> THE PROBLEM: Return the listing in full, word for word.
____________________
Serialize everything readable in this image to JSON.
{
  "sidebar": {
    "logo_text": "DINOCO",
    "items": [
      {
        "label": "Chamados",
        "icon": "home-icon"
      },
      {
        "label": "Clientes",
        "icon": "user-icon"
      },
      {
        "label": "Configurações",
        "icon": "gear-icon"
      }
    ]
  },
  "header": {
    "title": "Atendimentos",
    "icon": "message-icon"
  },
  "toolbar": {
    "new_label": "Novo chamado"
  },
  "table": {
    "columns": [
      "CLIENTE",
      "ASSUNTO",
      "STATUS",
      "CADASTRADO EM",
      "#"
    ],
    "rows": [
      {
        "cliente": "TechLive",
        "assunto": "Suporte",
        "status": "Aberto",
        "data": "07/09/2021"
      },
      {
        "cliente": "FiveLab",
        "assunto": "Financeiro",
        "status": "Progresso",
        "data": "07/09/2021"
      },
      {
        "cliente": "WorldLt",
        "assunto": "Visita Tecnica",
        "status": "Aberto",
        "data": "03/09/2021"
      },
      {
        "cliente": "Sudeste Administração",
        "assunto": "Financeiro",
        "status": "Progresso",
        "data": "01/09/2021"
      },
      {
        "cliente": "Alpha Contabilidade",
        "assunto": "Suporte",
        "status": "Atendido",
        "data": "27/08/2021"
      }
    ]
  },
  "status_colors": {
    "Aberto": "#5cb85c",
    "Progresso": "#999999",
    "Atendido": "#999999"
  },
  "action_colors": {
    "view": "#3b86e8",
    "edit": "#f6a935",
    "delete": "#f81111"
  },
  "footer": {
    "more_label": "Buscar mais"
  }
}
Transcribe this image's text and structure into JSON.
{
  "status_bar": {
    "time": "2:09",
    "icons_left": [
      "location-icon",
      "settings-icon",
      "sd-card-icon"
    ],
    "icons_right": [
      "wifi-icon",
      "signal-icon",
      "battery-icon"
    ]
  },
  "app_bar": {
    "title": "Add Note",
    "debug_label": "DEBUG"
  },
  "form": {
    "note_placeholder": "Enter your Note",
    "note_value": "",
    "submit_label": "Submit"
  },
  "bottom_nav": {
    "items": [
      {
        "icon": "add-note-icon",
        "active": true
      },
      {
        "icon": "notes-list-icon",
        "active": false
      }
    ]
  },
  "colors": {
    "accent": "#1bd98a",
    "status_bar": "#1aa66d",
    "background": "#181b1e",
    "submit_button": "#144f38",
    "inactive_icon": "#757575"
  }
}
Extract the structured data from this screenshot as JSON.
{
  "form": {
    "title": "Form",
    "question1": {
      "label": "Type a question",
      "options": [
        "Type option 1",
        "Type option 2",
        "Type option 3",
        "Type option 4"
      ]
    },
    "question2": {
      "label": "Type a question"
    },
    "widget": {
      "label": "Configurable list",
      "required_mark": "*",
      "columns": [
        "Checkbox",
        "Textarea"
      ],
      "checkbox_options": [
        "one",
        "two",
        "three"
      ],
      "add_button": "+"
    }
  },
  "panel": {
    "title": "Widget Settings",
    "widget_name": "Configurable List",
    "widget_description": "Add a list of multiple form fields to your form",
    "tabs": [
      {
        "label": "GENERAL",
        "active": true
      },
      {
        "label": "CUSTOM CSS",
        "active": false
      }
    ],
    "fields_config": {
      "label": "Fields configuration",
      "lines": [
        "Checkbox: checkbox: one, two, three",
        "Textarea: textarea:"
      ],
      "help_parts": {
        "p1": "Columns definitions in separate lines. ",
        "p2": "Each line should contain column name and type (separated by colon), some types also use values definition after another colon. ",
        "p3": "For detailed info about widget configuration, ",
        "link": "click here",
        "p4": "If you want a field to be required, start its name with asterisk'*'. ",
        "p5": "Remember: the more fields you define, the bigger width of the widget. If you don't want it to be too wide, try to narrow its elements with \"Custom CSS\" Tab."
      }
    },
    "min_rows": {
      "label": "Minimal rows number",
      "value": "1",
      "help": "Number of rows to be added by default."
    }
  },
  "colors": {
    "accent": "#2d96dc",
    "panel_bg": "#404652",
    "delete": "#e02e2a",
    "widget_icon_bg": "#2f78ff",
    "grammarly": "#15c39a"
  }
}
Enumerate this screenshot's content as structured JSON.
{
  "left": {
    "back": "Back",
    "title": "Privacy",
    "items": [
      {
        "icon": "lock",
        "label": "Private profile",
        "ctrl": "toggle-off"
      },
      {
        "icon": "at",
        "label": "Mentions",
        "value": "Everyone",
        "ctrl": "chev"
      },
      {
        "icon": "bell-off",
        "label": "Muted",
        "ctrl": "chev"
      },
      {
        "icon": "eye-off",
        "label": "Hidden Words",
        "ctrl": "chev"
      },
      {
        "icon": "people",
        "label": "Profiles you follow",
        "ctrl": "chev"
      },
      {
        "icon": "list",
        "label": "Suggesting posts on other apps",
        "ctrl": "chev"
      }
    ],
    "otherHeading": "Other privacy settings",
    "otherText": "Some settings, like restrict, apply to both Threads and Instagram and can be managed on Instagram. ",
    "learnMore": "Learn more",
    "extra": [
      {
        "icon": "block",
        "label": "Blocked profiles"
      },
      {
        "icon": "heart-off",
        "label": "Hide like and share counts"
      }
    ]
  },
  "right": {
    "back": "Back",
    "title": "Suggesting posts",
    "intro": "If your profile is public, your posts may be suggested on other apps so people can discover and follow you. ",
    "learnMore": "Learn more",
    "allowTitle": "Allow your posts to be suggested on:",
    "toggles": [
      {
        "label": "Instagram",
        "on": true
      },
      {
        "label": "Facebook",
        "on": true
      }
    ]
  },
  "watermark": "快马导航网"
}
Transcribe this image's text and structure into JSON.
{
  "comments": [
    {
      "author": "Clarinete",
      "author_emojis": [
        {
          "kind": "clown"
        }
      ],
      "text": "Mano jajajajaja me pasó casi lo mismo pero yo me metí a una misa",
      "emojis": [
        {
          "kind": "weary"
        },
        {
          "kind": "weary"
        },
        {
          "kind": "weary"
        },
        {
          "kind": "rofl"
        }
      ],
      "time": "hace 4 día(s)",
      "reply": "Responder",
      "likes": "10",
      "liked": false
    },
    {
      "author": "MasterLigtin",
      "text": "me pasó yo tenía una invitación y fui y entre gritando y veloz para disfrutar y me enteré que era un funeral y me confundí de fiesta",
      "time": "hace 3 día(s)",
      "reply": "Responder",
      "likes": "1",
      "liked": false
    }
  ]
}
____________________
> ANSWER BELOW:
Serialize everything readable in this image to JSON.
{
  "sidebar": {
    "logo_text": "DINOCO",
    "items": [
      {
        "label": "Chamados",
        "icon": "home-icon"
      },
      {
        "label": "Clientes",
        "icon": "user-icon"
      },
      {
        "label": "Configurações",
        "icon": "gear-icon"
      }
    ]
  },
  "header": {
    "title": "Atendimentos",
    "icon": "message-icon"
  },
  "toolbar": {
    "new_label": "Novo chamado"
  },
  "table": {
    "columns": [
      "CLIENTE",
      "ASSUNTO",
      "STATUS",
      "CADASTRADO EM",
      "#"
    ],
    "rows": [
      {
        "cliente": "TechLive",
        "assunto": "Suporte",
        "status": "Aberto",
        "data": "07/09/2021"
      },
      {
        "cliente": "FiveLab",
        "assunto": "Financeiro",
        "status": "Progresso",
        "data": "07/09/2021"
      },
      {
        "cliente": "WorldLt",
        "assunto": "Visita Tecnica",
        "status": "Aberto",
        "data": "03/09/2021"
      },
      {
        "cliente": "Sudeste Administração",
        "assunto": "Financeiro",
        "status": "Progresso",
        "data": "01/09/2021"
      },
      {
        "cliente": "Alpha Contabilidade",
        "assunto": "Suporte",
        "status": "Atendido",
        "data": "27/08/2021"
      }
    ]
  },
  "status_colors": {
    "Aberto": "#5cb85c",
    "Progresso": "#999999",
    "Atendido": "#999999"
  },
  "action_colors": {
    "view": "#3b86e8",
    "edit": "#f6a935",
    "delete": "#f81111"
  },
  "footer": {
    "more_label": "Buscar mais"
  }
}
Transcribe this image's text and structure into JSON.
{
  "status_bar": {
    "time": "2:09",
    "icons_left": [
      "location-icon",
      "settings-icon",
      "sd-card-icon"
    ],
    "icons_right": [
      "wifi-icon",
      "signal-icon",
      "battery-icon"
    ]
  },
  "app_bar": {
    "title": "Add Note",
    "debug_label": "DEBUG"
  },
  "form": {
    "note_placeholder": "Enter your Note",
    "note_value": "",
    "submit_label": "Submit"
  },
  "bottom_nav": {
    "items": [
      {
        "icon": "add-note-icon",
        "active": true
      },
      {
        "icon": "notes-list-icon",
        "active": false
      }
    ]
  },
  "colors": {
    "accent": "#1bd98a",
    "status_bar": "#1aa66d",
    "background": "#181b1e",
    "submit_button": "#144f38",
    "inactive_icon": "#757575"
  }
}
Extract the structured data from this screenshot as JSON.
{
  "form": {
    "title": "Form",
    "question1": {
      "label": "Type a question",
      "options": [
        "Type option 1",
        "Type option 2",
        "Type option 3",
        "Type option 4"
      ]
    },
    "question2": {
      "label": "Type a question"
    },
    "widget": {
      "label": "Configurable list",
      "required_mark": "*",
      "columns": [
        "Checkbox",
        "Textarea"
      ],
      "checkbox_options": [
        "one",
        "two",
        "three"
      ],
      "add_button": "+"
    }
  },
  "panel": {
    "title": "Widget Settings",
    "widget_name": "Configurable List",
    "widget_description": "Add a list of multiple form fields to your form",
    "tabs": [
      {
        "label": "GENERAL",
        "active": true
      },
      {
        "label": "CUSTOM CSS",
        "active": false
      }
    ],
    "fields_config": {
      "label": "Fields configuration",
      "lines": [
        "Checkbox: checkbox: one, two, three",
        "Textarea: textarea:"
      ],
      "help_parts": {
        "p1": "Columns definitions in separate lines. ",
        "p2": "Each line should contain column name and type (separated by colon), some types also use values definition after another colon. ",
        "p3": "For detailed info about widget configuration, ",
        "link": "click here",
        "p4": "If you want a field to be required, start its name with asterisk'*'. ",
        "p5": "Remember: the more fields you define, the bigger width of the widget. If you don't want it to be too wide, try to narrow its elements with \"Custom CSS\" Tab."
      }
    },
    "min_rows": {
      "label": "Minimal rows number",
      "value": "1",
      "help": "Number of rows to be added by default."
    }
  },
  "colors": {
    "accent": "#2d96dc",
    "panel_bg": "#404652",
    "delete": "#e02e2a",
    "widget_icon_bg": "#2f78ff",
    "grammarly": "#15c39a"
  }
}
Enumerate this screenshot's content as structured JSON.
{
  "left": {
    "back": "Back",
    "title": "Privacy",
    "items": [
      {
        "icon": "lock",
        "label": "Private profile",
        "ctrl": "toggle-off"
      },
      {
        "icon": "at",
        "label": "Mentions",
        "value": "Everyone",
        "ctrl": "chev"
      },
      {
        "icon": "bell-off",
        "label": "Muted",
        "ctrl": "chev"
      },
      {
        "icon": "eye-off",
        "label": "Hidden Words",
        "ctrl": "chev"
      },
      {
        "icon": "people",
        "label": "Profiles you follow",
        "ctrl": "chev"
      },
      {
        "icon": "list",
        "label": "Suggesting posts on other apps",
        "ctrl": "chev"
      }
    ],
    "otherHeading": "Other privacy settings",
    "otherText": "Some settings, like restrict, apply to both Threads and Instagram and can be managed on Instagram. ",
    "learnMore": "Learn more",
    "extra": [
      {
        "icon": "block",
        "label": "Blocked profiles"
      },
      {
        "icon": "heart-off",
        "label": "Hide like and share counts"
      }
    ]
  },
  "right": {
    "back": "Back",
    "title": "Suggesting posts",
    "intro": "If your profile is public, your posts may be suggested on other apps so people can discover and follow you. ",
    "learnMore": "Learn more",
    "allowTitle": "Allow your posts to be suggested on:",
    "toggles": [
      {
        "label": "Instagram",
        "on": true
      },
      {
        "label": "Facebook",
        "on": true
      }
    ]
  },
  "watermark": "快马导航网"
}
Transcribe this image's text and structure into JSON.
{
  "comments": [
    {
      "author": "Clarinete",
      "author_emojis": [
        {
          "kind": "clown"
        }
      ],
      "text": "Mano jajajajaja me pasó casi lo mismo pero yo me metí a una misa",
      "emojis": [
        {
          "kind": "weary"
        },
        {
          "kind": "weary"
        },
        {
          "kind": "weary"
        },
        {
          "kind": "rofl"
        }
      ],
      "time": "hace 4 día(s)",
      "reply": "Responder",
      "likes": "10",
      "liked": false
    },
    {
      "author": "MasterLigtin",
      "text": "me pasó yo tenía una invitación y fui y entre gritando y veloz para disfrutar y me enteré que era un funeral y me confundí de fiesta",
      "time": "hace 3 día(s)",
      "reply": "Responder",
      "likes": "1",
      "liked": false
    }
  ]
}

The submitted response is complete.